A pandemic is raging with devastating consequences, and long-standing problems with racial bias and political polarization are coming to a head. Artificial intelligence (AI) has the potential to help us deal with these challenges. However, AI’s risks have become increasingly apparent. Scholarship has illustrated cases of AI opacity and lack of explainability, design choices that result in bias, negative impacts on personal well-being and social interactions, and changes in power dynamics between individuals, corporations, and the state, contributing to rising inequalities. Whether AI is developed and used in good or harmful ways will depend in large part on the legal frameworks governing and regulating it.
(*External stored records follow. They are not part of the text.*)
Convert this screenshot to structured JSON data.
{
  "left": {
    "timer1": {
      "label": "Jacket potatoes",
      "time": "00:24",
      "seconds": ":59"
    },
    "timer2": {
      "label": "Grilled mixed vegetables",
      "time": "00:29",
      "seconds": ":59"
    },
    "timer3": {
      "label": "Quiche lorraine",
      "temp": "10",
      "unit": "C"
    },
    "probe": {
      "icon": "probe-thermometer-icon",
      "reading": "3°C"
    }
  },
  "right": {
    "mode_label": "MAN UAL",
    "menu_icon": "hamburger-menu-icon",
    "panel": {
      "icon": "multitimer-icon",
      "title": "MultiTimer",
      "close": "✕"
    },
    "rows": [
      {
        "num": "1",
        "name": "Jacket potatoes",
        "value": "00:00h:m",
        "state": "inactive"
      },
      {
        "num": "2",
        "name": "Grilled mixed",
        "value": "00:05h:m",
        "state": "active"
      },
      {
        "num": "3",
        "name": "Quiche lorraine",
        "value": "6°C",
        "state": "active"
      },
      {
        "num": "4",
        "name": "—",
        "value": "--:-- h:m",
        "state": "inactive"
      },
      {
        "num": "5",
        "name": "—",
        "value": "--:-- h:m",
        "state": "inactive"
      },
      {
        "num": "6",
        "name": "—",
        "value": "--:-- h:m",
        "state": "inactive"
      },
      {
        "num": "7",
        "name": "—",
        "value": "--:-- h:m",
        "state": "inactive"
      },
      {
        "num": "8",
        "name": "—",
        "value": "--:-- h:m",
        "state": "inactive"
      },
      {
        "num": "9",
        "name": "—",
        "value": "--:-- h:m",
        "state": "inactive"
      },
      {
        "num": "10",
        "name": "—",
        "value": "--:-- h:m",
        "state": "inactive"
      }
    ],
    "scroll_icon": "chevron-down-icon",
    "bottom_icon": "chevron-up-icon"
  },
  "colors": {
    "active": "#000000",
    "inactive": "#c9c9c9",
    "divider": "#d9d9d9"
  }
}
There should be a new guiding tenet to AI regulation, a principle of AI legal neutrality asserting that the law should tend not to discriminate between AI and human behavior. Currently, the legal system is not neutral. An AI that is significantly safer than a person may be the best choice for driving a vehicle, but existing laws may prohibit driverless vehicles. A person may manufacture higher-quality goods than a robot at a similar cost, but a business may automate because it saves on taxes. AI may be better at generating certain types of innovation, but businesses may not want to use AI if this restricts ownership of intellectual-property rights. In all these instances, neutral legal treatment would ultimately benefit human well-being by helping the law better achieve its underlying policy goals.
Consider the American tax system. AI and people are engaging in the same sorts of commercially productive activities—but the businesses for which they work are taxed differently depending on who, or what, does the work. For instance, automation allows businesses to avoid employer wage taxes. So if a chatbot costs a company as much as before taxes as an